### Exercise material
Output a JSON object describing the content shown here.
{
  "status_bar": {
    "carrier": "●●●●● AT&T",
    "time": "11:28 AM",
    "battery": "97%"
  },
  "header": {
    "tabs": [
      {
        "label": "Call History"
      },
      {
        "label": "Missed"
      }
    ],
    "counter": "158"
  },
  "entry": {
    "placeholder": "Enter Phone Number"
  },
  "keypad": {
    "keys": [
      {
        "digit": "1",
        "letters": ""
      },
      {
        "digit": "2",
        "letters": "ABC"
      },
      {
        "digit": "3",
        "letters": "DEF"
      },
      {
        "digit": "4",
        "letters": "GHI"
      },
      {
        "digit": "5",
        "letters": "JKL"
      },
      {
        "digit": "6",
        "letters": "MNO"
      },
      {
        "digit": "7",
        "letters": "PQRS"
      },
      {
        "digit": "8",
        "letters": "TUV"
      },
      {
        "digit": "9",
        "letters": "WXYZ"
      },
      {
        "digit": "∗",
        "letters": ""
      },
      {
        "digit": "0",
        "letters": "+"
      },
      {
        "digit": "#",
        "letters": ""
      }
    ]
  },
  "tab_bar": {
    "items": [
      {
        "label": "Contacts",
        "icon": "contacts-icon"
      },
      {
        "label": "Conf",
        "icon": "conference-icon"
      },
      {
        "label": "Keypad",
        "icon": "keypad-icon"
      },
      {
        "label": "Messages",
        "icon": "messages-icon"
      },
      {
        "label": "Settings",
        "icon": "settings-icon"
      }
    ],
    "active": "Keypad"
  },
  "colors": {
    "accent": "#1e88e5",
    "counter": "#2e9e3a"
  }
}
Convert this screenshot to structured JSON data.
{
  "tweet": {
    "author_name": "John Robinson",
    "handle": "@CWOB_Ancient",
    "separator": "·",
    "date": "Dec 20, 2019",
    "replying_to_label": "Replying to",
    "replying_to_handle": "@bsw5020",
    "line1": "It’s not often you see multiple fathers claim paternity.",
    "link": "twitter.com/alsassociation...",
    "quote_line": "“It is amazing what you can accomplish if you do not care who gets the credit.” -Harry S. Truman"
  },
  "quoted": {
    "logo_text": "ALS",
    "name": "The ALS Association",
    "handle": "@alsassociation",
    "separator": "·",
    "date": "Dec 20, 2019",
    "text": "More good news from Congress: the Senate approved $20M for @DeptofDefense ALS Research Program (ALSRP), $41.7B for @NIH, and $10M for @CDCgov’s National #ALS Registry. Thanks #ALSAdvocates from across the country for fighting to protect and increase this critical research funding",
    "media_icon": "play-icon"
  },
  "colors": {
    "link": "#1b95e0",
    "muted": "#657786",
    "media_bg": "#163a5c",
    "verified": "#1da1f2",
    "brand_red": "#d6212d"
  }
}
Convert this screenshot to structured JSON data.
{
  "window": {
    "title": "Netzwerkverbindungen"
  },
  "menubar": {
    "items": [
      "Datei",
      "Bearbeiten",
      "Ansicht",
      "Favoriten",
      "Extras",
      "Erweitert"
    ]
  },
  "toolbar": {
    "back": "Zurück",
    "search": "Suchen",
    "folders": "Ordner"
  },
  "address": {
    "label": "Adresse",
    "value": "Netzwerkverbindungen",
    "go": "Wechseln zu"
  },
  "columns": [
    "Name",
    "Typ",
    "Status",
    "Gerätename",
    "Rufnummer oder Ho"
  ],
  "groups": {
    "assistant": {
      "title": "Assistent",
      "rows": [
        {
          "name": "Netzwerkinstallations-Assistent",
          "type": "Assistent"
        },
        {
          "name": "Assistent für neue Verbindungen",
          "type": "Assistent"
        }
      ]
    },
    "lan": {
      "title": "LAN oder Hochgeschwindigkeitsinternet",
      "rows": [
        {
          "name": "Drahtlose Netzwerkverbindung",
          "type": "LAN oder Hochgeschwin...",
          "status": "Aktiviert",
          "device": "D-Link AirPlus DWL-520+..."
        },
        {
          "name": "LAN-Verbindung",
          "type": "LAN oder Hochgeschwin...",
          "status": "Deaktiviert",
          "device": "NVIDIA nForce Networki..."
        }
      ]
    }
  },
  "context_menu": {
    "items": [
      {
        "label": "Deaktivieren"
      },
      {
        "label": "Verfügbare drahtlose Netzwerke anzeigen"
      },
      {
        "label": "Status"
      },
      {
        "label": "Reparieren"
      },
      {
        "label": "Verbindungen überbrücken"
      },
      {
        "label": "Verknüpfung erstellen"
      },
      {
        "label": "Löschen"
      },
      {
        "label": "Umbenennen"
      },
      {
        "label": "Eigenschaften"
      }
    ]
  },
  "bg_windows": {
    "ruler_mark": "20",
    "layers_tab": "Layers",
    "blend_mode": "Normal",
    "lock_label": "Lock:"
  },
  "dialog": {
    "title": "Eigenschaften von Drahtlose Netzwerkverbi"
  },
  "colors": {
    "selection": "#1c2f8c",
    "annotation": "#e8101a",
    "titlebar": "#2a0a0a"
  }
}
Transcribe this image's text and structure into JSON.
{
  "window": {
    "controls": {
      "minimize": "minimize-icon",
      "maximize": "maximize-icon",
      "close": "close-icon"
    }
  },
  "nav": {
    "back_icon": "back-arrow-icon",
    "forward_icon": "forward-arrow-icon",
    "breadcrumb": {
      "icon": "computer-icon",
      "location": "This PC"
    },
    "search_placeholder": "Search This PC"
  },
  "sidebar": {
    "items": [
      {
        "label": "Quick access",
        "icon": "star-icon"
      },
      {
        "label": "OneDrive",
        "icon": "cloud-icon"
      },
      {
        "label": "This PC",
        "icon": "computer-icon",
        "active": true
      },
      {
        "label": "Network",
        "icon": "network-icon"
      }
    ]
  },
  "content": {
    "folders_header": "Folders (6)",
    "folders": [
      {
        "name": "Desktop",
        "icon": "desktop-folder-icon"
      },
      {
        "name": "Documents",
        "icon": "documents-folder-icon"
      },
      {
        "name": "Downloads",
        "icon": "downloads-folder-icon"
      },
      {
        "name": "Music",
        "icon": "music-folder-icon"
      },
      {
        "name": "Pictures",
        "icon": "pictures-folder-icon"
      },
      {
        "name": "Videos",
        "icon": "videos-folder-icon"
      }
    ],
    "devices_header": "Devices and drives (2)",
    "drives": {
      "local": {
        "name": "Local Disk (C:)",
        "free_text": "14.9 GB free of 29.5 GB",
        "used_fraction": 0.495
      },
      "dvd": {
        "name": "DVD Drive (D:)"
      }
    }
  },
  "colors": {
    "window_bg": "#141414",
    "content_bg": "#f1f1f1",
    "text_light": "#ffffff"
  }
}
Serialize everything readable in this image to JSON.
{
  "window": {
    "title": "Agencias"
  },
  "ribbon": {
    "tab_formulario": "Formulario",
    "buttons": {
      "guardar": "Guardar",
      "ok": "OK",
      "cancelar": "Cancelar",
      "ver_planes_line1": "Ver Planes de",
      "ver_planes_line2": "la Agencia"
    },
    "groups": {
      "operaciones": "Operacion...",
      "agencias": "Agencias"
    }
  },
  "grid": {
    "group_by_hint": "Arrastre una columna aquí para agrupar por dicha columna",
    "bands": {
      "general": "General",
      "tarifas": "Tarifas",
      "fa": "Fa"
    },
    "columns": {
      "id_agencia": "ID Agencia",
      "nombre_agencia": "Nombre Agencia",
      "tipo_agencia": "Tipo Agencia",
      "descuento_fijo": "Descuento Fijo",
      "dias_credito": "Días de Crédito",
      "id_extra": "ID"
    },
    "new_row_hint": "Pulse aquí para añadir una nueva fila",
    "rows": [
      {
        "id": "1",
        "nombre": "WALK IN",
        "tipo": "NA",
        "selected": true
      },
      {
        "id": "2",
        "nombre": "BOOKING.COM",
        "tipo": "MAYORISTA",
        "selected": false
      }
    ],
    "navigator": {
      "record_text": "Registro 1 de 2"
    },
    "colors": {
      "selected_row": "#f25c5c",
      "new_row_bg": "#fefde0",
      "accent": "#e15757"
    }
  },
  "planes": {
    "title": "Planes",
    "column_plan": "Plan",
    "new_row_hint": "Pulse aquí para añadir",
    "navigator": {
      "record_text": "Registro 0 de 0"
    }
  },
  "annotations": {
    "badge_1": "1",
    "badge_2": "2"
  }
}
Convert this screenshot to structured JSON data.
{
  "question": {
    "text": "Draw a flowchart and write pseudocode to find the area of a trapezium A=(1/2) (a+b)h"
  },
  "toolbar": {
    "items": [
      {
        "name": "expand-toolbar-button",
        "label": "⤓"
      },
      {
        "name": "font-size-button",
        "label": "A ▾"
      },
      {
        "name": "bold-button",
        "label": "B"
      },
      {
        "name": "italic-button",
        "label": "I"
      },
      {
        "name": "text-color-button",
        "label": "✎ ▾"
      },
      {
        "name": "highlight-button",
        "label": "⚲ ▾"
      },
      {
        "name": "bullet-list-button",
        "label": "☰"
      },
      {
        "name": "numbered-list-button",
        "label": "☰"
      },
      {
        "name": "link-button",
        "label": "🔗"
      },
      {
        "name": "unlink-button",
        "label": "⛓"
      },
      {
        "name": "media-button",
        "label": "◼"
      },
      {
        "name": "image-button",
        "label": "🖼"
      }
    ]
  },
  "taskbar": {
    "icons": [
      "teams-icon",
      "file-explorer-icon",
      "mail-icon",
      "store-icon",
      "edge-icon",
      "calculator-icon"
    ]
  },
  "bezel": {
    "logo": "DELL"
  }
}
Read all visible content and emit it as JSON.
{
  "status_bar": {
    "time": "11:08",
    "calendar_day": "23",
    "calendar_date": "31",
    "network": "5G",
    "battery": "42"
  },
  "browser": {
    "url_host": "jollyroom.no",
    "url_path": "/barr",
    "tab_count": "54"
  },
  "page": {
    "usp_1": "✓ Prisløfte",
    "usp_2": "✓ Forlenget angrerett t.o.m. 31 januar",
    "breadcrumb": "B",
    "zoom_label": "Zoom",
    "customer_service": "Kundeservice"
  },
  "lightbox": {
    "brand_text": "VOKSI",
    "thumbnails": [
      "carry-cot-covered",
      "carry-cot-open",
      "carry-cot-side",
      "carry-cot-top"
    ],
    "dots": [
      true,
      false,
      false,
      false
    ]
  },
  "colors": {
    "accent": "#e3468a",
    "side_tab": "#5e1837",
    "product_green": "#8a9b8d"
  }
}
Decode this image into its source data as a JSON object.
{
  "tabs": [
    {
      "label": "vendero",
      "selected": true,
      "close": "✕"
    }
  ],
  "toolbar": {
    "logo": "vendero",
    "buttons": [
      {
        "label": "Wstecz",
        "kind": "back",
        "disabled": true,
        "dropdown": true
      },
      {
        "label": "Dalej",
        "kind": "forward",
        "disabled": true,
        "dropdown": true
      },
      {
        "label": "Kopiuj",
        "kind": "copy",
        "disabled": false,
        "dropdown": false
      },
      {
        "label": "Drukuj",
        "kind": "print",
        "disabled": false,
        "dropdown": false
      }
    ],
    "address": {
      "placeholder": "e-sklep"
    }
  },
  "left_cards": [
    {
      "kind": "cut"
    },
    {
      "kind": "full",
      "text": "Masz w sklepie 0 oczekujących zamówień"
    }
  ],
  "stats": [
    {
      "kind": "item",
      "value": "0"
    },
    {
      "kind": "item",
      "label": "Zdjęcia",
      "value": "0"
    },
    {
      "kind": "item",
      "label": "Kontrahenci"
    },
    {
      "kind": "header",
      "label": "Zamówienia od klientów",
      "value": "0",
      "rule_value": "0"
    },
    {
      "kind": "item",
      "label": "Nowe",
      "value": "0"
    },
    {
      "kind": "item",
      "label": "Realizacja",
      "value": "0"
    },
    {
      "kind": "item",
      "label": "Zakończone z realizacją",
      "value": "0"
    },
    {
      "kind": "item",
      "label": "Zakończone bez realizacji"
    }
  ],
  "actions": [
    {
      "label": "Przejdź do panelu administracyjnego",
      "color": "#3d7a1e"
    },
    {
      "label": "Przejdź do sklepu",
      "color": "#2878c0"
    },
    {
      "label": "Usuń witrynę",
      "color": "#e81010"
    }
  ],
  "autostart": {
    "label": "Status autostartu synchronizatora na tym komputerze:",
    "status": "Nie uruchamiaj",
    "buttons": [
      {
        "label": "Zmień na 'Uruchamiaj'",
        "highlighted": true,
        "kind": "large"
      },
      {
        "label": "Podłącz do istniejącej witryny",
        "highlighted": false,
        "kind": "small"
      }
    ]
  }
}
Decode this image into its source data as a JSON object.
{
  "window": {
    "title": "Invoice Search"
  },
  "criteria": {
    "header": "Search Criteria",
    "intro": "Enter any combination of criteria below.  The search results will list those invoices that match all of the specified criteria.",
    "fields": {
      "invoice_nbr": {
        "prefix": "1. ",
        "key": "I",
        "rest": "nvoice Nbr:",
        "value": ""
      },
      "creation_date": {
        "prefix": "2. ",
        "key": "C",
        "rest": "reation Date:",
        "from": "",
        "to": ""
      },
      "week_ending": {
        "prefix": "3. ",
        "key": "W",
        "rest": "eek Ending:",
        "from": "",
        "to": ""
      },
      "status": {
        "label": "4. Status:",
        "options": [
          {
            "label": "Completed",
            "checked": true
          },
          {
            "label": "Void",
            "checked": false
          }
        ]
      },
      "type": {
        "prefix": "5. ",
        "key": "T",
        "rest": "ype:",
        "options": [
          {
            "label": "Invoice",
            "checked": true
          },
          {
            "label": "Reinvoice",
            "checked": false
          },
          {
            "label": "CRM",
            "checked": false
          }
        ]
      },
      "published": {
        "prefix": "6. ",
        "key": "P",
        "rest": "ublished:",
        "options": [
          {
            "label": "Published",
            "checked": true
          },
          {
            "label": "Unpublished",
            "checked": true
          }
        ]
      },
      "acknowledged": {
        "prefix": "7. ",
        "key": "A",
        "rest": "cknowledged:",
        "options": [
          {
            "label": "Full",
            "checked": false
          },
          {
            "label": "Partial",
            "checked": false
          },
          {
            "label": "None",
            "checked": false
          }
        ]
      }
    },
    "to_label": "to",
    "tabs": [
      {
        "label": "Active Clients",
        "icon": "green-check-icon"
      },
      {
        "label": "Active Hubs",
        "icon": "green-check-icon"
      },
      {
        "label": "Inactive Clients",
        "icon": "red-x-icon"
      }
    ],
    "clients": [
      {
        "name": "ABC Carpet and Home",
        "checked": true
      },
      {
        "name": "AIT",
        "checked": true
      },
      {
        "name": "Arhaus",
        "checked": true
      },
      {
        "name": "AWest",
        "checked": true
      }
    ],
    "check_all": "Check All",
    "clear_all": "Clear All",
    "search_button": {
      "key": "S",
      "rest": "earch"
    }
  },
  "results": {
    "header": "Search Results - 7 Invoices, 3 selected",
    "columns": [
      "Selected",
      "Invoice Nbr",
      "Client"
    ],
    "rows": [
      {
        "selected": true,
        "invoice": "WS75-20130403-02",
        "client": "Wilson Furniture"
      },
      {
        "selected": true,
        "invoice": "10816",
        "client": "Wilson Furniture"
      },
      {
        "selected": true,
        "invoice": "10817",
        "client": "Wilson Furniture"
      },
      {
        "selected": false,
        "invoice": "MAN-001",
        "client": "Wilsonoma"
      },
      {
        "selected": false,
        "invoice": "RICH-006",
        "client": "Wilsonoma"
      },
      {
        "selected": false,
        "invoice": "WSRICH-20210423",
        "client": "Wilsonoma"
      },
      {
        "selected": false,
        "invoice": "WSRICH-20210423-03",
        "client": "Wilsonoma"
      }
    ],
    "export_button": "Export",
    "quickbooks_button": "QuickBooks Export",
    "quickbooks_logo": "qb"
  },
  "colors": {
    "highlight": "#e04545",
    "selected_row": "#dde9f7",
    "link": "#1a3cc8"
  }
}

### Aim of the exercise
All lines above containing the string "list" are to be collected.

### Task result
        "name": "bullet-list-button",
        "name": "numbered-list-button",
    "intro": "Enter any combination of criteria below.  The search results will list those invoices that match all of the specified criteria.",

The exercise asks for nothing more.